BEGIN Listed entries

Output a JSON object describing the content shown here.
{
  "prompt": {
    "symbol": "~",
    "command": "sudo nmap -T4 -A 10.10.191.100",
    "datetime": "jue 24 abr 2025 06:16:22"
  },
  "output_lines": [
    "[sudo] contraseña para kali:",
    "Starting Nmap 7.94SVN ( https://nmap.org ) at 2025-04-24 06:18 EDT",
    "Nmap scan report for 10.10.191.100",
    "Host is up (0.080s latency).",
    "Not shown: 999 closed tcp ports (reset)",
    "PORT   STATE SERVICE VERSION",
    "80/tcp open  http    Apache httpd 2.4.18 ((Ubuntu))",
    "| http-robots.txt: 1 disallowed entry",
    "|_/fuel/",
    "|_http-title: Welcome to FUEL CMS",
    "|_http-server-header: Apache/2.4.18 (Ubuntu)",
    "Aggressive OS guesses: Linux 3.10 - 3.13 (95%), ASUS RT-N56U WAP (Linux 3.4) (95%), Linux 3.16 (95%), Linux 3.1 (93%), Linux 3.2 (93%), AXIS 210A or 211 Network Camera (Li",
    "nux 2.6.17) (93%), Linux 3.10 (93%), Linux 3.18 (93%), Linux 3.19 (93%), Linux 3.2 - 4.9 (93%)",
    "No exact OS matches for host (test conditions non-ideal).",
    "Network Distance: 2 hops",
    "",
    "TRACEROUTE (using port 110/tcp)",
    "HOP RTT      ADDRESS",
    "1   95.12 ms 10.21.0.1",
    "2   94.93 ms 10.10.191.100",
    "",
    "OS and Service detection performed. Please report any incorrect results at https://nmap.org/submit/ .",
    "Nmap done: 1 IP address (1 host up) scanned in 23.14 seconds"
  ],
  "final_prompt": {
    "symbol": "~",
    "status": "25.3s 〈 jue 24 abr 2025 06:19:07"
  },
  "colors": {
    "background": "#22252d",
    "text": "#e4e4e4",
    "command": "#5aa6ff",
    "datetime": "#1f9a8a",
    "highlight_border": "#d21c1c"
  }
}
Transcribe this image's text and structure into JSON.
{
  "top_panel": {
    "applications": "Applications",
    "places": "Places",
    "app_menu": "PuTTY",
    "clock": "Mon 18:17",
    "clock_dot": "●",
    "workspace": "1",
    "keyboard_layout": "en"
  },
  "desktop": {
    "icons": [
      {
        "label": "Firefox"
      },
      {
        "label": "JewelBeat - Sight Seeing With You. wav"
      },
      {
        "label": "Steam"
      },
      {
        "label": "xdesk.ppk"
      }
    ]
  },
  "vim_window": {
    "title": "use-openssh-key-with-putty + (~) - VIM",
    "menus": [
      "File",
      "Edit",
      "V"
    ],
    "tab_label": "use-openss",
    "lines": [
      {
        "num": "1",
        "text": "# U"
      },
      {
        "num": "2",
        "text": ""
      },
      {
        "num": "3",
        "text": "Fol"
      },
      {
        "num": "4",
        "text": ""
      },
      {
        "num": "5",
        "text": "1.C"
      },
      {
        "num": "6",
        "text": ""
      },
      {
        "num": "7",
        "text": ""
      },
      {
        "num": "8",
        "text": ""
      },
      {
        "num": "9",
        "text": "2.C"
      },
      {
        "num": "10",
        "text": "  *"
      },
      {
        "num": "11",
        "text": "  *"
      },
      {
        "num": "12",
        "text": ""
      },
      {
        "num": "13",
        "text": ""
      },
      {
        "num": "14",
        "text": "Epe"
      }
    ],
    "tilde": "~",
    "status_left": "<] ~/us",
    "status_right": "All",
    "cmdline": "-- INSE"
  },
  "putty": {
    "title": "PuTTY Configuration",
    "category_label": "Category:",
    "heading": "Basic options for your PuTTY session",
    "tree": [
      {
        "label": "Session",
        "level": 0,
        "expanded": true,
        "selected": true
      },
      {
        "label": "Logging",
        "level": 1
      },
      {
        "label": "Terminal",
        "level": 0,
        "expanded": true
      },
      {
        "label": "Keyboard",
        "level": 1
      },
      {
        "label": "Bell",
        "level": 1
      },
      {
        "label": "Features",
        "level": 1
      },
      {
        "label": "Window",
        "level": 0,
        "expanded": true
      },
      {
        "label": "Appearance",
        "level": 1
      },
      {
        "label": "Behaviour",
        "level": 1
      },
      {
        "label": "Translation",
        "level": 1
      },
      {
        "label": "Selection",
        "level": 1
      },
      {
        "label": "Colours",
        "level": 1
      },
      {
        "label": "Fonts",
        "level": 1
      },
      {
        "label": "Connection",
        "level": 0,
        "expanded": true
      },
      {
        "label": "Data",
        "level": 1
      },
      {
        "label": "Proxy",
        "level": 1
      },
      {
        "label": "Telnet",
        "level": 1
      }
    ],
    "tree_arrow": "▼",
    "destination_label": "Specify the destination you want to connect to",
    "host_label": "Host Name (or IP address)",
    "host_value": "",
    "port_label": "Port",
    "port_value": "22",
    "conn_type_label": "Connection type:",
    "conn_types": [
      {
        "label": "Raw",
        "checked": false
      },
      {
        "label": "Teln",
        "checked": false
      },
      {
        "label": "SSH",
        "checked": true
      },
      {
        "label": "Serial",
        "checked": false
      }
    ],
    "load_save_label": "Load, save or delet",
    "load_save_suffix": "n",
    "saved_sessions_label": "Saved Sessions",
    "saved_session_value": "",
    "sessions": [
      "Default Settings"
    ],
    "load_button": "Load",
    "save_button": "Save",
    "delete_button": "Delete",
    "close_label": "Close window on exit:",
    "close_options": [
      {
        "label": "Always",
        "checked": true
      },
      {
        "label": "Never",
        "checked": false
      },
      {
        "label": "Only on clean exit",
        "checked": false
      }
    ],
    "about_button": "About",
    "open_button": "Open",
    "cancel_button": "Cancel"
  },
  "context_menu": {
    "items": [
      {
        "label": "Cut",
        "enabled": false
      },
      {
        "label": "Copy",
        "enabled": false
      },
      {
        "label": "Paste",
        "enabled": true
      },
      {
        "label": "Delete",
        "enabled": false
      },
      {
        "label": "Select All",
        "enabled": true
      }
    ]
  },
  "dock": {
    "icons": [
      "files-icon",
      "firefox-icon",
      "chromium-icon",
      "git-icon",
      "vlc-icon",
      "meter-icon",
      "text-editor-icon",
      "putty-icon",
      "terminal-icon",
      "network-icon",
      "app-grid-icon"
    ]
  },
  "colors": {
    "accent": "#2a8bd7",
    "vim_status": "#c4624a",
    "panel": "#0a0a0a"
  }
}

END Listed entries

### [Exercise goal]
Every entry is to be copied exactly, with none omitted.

### [Output for this exercise]
Output a JSON object describing the content shown here.
{
  "prompt": {
    "symbol": "~",
    "command": "sudo nmap -T4 -A 10.10.191.100",
    "datetime": "jue 24 abr 2025 06:16:22"
  },
  "output_lines": [
    "[sudo] contraseña para kali:",
    "Starting Nmap 7.94SVN ( https://nmap.org ) at 2025-04-24 06:18 EDT",
    "Nmap scan report for 10.10.191.100",
    "Host is up (0.080s latency).",
    "Not shown: 999 closed tcp ports (reset)",
    "PORT   STATE SERVICE VERSION",
    "80/tcp open  http    Apache httpd 2.4.18 ((Ubuntu))",
    "| http-robots.txt: 1 disallowed entry",
    "|_/fuel/",
    "|_http-title: Welcome to FUEL CMS",
    "|_http-server-header: Apache/2.4.18 (Ubuntu)",
    "Aggressive OS guesses: Linux 3.10 - 3.13 (95%), ASUS RT-N56U WAP (Linux 3.4) (95%), Linux 3.16 (95%), Linux 3.1 (93%), Linux 3.2 (93%), AXIS 210A or 211 Network Camera (Li",
    "nux 2.6.17) (93%), Linux 3.10 (93%), Linux 3.18 (93%), Linux 3.19 (93%), Linux 3.2 - 4.9 (93%)",
    "No exact OS matches for host (test conditions non-ideal).",
    "Network Distance: 2 hops",
    "",
    "TRACEROUTE (using port 110/tcp)",
    "HOP RTT      ADDRESS",
    "1   95.12 ms 10.21.0.1",
    "2   94.93 ms 10.10.191.100",
    "",
    "OS and Service detection performed. Please report any incorrect results at https://nmap.org/submit/ .",
    "Nmap done: 1 IP address (1 host up) scanned in 23.14 seconds"
  ],
  "final_prompt": {
    "symbol": "~",
    "status": "25.3s 〈 jue 24 abr 2025 06:19:07"
  },
  "colors": {
    "background": "#22252d",
    "text": "#e4e4e4",
    "command": "#5aa6ff",
    "datetime": "#1f9a8a",
    "highlight_border": "#d21c1c"
  }
}
Transcribe this image's text and structure into JSON.
{
  "top_panel": {
    "applications": "Applications",
    "places": "Places",
    "app_menu": "PuTTY",
    "clock": "Mon 18:17",
    "clock_dot": "●",
    "workspace": "1",
    "keyboard_layout": "en"
  },
  "desktop": {
    "icons": [
      {
        "label": "Firefox"
      },
      {
        "label": "JewelBeat - Sight Seeing With You. wav"
      },
      {
        "label": "Steam"
      },
      {
        "label": "xdesk.ppk"
      }
    ]
  },
  "vim_window": {
    "title": "use-openssh-key-with-putty + (~) - VIM",
    "menus": [
      "File",
      "Edit",
      "V"
    ],
    "tab_label": "use-openss",
    "lines": [
      {
        "num": "1",
        "text": "# U"
      },
      {
        "num": "2",
        "text": ""
      },
      {
        "num": "3",
        "text": "Fol"
      },
      {
        "num": "4",
        "text": ""
      },
      {
        "num": "5",
        "text": "1.C"
      },
      {
        "num": "6",
        "text": ""
      },
      {
        "num": "7",
        "text": ""
      },
      {
        "num": "8",
        "text": ""
      },
      {
        "num": "9",
        "text": "2.C"
      },
      {
        "num": "10",
        "text": "  *"
      },
      {
        "num": "11",
        "text": "  *"
      },
      {
        "num": "12",
        "text": ""
      },
      {
        "num": "13",
        "text": ""
      },
      {
        "num": "14",
        "text": "Epe"
      }
    ],
    "tilde": "~",
    "status_left": "<] ~/us",
    "status_right": "All",
    "cmdline": "-- INSE"
  },
  "putty": {
    "title": "PuTTY Configuration",
    "category_label": "Category:",
    "heading": "Basic options for your PuTTY session",
    "tree": [
      {
        "label": "Session",
        "level": 0,
        "expanded": true,
        "selected": true
      },
      {
        "label": "Logging",
        "level": 1
      },
      {
        "label": "Terminal",
        "level": 0,
        "expanded": true
      },
      {
        "label": "Keyboard",
        "level": 1
      },
      {
        "label": "Bell",
        "level": 1
      },
      {
        "label": "Features",
        "level": 1
      },
      {
        "label": "Window",
        "level": 0,
        "expanded": true
      },
      {
        "label": "Appearance",
        "level": 1
      },
      {
        "label": "Behaviour",
        "level": 1
      },
      {
        "label": "Translation",
        "level": 1
      },
      {
        "label": "Selection",
        "level": 1
      },
      {
        "label": "Colours",
        "level": 1
      },
      {
        "label": "Fonts",
        "level": 1
      },
      {
        "label": "Connection",
        "level": 0,
        "expanded": true
      },
      {
        "label": "Data",
        "level": 1
      },
      {
        "label": "Proxy",
        "level": 1
      },
      {
        "label": "Telnet",
        "level": 1
      }
    ],
    "tree_arrow": "▼",
    "destination_label": "Specify the destination you want to connect to",
    "host_label": "Host Name (or IP address)",
    "host_value": "",
    "port_label": "Port",
    "port_value": "22",
    "conn_type_label": "Connection type:",
    "conn_types": [
      {
        "label": "Raw",
        "checked": false
      },
      {
        "label": "Teln",
        "checked": false
      },
      {
        "label": "SSH",
        "checked": true
      },
      {
        "label": "Serial",
        "checked": false
      }
    ],
    "load_save_label": "Load, save or delet",
    "load_save_suffix": "n",
    "saved_sessions_label": "Saved Sessions",
    "saved_session_value": "",
    "sessions": [
      "Default Settings"
    ],
    "load_button": "Load",
    "save_button": "Save",
    "delete_button": "Delete",
    "close_label": "Close window on exit:",
    "close_options": [
      {
        "label": "Always",
        "checked": true
      },
      {
        "label": "Never",
        "checked": false
      },
      {
        "label": "Only on clean exit",
        "checked": false
      }
    ],
    "about_button": "About",
    "open_button": "Open",
    "cancel_button": "Cancel"
  },
  "context_menu": {
    "items": [
      {
        "label": "Cut",
        "enabled": false
      },
      {
        "label": "Copy",
        "enabled": false
      },
      {
        "label": "Paste",
        "enabled": true
      },
      {
        "label": "Delete",
        "enabled": false
      },
      {
        "label": "Select All",
        "enabled": true
      }
    ]
  },
  "dock": {
    "icons": [
      "files-icon",
      "firefox-icon",
      "chromium-icon",
      "git-icon",
      "vlc-icon",
      "meter-icon",
      "text-editor-icon",
      "putty-icon",
      "terminal-icon",
      "network-icon",
      "app-grid-icon"
    ]
  },
  "colors": {
    "accent": "#2a8bd7",
    "vim_status": "#c4624a",
    "panel": "#0a0a0a"
  }
}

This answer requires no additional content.